• REQUIRED WORK
All records must be restated word for word.

• Element data from apps and pages
§ §

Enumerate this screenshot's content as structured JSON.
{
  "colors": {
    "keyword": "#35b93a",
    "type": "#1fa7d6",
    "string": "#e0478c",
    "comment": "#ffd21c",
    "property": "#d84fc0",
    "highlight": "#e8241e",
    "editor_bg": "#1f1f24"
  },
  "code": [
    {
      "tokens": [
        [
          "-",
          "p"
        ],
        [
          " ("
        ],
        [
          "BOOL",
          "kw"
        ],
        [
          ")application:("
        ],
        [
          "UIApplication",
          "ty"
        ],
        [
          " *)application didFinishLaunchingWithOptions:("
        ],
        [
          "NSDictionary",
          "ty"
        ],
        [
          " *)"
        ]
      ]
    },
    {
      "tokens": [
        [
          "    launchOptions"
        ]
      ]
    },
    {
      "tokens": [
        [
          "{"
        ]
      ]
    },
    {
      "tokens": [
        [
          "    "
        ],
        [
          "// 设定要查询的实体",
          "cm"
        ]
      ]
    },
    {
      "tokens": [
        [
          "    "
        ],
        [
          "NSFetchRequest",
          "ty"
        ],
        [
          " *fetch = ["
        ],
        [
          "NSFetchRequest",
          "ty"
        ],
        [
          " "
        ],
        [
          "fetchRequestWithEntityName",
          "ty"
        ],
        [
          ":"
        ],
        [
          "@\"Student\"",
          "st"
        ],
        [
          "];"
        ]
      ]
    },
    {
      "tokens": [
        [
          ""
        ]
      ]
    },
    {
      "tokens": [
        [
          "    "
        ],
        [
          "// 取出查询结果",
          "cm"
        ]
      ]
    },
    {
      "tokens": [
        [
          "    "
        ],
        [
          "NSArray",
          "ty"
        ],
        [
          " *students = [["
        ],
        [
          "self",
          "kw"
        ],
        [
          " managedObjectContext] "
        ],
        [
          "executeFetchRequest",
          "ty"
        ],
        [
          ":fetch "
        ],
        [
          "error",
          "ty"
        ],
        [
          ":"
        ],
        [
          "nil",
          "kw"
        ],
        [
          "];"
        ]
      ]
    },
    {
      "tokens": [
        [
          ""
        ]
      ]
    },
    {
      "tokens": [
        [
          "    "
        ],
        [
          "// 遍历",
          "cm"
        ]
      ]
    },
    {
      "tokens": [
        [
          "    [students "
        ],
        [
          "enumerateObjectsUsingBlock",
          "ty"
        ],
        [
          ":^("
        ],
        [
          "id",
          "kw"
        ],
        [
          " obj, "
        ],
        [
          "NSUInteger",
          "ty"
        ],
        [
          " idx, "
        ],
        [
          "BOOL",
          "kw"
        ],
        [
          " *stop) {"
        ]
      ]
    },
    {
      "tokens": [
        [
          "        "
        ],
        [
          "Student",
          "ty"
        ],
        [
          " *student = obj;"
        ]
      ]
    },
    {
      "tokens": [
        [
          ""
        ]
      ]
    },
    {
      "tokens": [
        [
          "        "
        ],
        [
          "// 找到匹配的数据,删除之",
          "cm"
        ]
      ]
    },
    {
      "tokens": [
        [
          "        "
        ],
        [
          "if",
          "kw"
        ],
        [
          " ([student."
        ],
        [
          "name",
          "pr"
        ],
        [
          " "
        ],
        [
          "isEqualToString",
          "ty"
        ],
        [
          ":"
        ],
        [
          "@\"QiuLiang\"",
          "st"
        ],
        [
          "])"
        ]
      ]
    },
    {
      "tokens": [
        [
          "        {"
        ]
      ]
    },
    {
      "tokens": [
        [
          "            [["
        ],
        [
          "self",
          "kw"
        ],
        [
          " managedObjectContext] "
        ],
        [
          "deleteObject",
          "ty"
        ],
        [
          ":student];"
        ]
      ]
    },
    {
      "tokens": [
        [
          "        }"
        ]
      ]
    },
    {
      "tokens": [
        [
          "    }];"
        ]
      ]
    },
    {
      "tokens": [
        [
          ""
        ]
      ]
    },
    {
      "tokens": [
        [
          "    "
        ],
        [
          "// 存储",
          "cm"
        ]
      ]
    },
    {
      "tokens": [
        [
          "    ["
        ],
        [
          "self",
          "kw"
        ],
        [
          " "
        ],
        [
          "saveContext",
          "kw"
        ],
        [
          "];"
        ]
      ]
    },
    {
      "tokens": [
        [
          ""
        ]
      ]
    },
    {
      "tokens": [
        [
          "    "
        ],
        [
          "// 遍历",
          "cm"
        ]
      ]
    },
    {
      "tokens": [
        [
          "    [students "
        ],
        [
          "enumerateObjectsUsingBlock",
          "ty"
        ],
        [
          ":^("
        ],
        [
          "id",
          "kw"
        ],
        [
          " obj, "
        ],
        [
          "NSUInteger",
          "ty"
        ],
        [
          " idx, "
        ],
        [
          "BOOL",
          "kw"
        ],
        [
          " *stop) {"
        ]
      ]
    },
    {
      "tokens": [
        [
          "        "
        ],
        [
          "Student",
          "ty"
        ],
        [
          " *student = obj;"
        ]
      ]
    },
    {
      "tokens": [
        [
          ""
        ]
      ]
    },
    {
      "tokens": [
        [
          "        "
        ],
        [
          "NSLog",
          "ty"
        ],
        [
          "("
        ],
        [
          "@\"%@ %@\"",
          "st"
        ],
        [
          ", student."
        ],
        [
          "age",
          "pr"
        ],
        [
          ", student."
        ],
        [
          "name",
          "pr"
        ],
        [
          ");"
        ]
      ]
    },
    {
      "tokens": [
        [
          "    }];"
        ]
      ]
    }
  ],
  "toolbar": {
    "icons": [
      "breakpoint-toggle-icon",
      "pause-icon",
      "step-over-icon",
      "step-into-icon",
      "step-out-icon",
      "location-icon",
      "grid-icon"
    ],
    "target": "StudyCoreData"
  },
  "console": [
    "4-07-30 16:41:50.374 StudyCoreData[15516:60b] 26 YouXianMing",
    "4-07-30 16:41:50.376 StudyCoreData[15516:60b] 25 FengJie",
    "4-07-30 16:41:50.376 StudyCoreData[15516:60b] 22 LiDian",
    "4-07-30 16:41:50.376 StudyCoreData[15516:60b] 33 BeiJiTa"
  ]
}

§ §

• EXERCISE RESPONSE
Enumerate this screenshot's content as structured JSON.
{
  "colors": {
    "keyword": "#35b93a",
    "type": "#1fa7d6",
    "string": "#e0478c",
    "comment": "#ffd21c",
    "property": "#d84fc0",
    "highlight": "#e8241e",
    "editor_bg": "#1f1f24"
  },
  "code": [
    {
      "tokens": [
        [
          "-",
          "p"
        ],
        [
          " ("
        ],
        [
          "BOOL",
          "kw"
        ],
        [
          ")application:("
        ],
        [
          "UIApplication",
          "ty"
        ],
        [
          " *)application didFinishLaunchingWithOptions:("
        ],
        [
          "NSDictionary",
          "ty"
        ],
        [
          " *)"
        ]
      ]
    },
    {
      "tokens": [
        [
          "    launchOptions"
        ]
      ]
    },
    {
      "tokens": [
        [
          "{"
        ]
      ]
    },
    {
      "tokens": [
        [
          "    "
        ],
        [
          "// 设定要查询的实体",
          "cm"
        ]
      ]
    },
    {
      "tokens": [
        [
          "    "
        ],
        [
          "NSFetchRequest",
          "ty"
        ],
        [
          " *fetch = ["
        ],
        [
          "NSFetchRequest",
          "ty"
        ],
        [
          " "
        ],
        [
          "fetchRequestWithEntityName",
          "ty"
        ],
        [
          ":"
        ],
        [
          "@\"Student\"",
          "st"
        ],
        [
          "];"
        ]
      ]
    },
    {
      "tokens": [
        [
          ""
        ]
      ]
    },
    {
      "tokens": [
        [
          "    "
        ],
        [
          "// 取出查询结果",
          "cm"
        ]
      ]
    },
    {
      "tokens": [
        [
          "    "
        ],
        [
          "NSArray",
          "ty"
        ],
        [
          " *students = [["
        ],
        [
          "self",
          "kw"
        ],
        [
          " managedObjectContext] "
        ],
        [
          "executeFetchRequest",
          "ty"
        ],
        [
          ":fetch "
        ],
        [
          "error",
          "ty"
        ],
        [
          ":"
        ],
        [
          "nil",
          "kw"
        ],
        [
          "];"
        ]
      ]
    },
    {
      "tokens": [
        [
          ""
        ]
      ]
    },
    {
      "tokens": [
        [
          "    "
        ],
        [
          "// 遍历",
          "cm"
        ]
      ]
    },
    {
      "tokens": [
        [
          "    [students "
        ],
        [
          "enumerateObjectsUsingBlock",
          "ty"
        ],
        [
          ":^("
        ],
        [
          "id",
          "kw"
        ],
        [
          " obj, "
        ],
        [
          "NSUInteger",
          "ty"
        ],
        [
          " idx, "
        ],
        [
          "BOOL",
          "kw"
        ],
        [
          " *stop) {"
        ]
      ]
    },
    {
      "tokens": [
        [
          "        "
        ],
        [
          "Student",
          "ty"
        ],
        [
          " *student = obj;"
        ]
      ]
    },
    {
      "tokens": [
        [
          ""
        ]
      ]
    },
    {
      "tokens": [
        [
          "        "
        ],
        [
          "// 找到匹配的数据,删除之",
          "cm"
        ]
      ]
    },
    {
      "tokens": [
        [
          "        "
        ],
        [
          "if",
          "kw"
        ],
        [
          " ([student."
        ],
        [
          "name",
          "pr"
        ],
        [
          " "
        ],
        [
          "isEqualToString",
          "ty"
        ],
        [
          ":"
        ],
        [
          "@\"QiuLiang\"",
          "st"
        ],
        [
          "])"
        ]
      ]
    },
    {
      "tokens": [
        [
          "        {"
        ]
      ]
    },
    {
      "tokens": [
        [
          "            [["
        ],
        [
          "self",
          "kw"
        ],
        [
          " managedObjectContext] "
        ],
        [
          "deleteObject",
          "ty"
        ],
        [
          ":student];"
        ]
      ]
    },
    {
      "tokens": [
        [
          "        }"
        ]
      ]
    },
    {
      "tokens": [
        [
          "    }];"
        ]
      ]
    },
    {
      "tokens": [
        [
          ""
        ]
      ]
    },
    {
      "tokens": [
        [
          "    "
        ],
        [
          "// 存储",
          "cm"
        ]
      ]
    },
    {
      "tokens": [
        [
          "    ["
        ],
        [
          "self",
          "kw"
        ],
        [
          " "
        ],
        [
          "saveContext",
          "kw"
        ],
        [
          "];"
        ]
      ]
    },
    {
      "tokens": [
        [
          ""
        ]
      ]
    },
    {
      "tokens": [
        [
          "    "
        ],
        [
          "// 遍历",
          "cm"
        ]
      ]
    },
    {
      "tokens": [
        [
          "    [students "
        ],
        [
          "enumerateObjectsUsingBlock",
          "ty"
        ],
        [
          ":^("
        ],
        [
          "id",
          "kw"
        ],
        [
          " obj, "
        ],
        [
          "NSUInteger",
          "ty"
        ],
        [
          " idx, "
        ],
        [
          "BOOL",
          "kw"
        ],
        [
          " *stop) {"
        ]
      ]
    },
    {
      "tokens": [
        [
          "        "
        ],
        [
          "Student",
          "ty"
        ],
        [
          " *student = obj;"
        ]
      ]
    },
    {
      "tokens": [
        [
          ""
        ]
      ]
    },
    {
      "tokens": [
        [
          "        "
        ],
        [
          "NSLog",
          "ty"
        ],
        [
          "("
        ],
        [
          "@\"%@ %@\"",
          "st"
        ],
        [
          ", student."
        ],
        [
          "age",
          "pr"
        ],
        [
          ", student."
        ],
        [
          "name",
          "pr"
        ],
        [
          ");"
        ]
      ]
    },
    {
      "tokens": [
        [
          "    }];"
        ]
      ]
    }
  ],
  "toolbar": {
    "icons": [
      "breakpoint-toggle-icon",
      "pause-icon",
      "step-over-icon",
      "step-into-icon",
      "step-out-icon",
      "location-icon",
      "grid-icon"
    ],
    "target": "StudyCoreData"
  },
  "console": [
    "4-07-30 16:41:50.374 StudyCoreData[15516:60b] 26 YouXianMing",
    "4-07-30 16:41:50.376 StudyCoreData[15516:60b] 25 FengJie",
    "4-07-30 16:41:50.376 StudyCoreData[15516:60b] 22 LiDian",
    "4-07-30 16:41:50.376 StudyCoreData[15516:60b] 33 BeiJiTa"
  ]
}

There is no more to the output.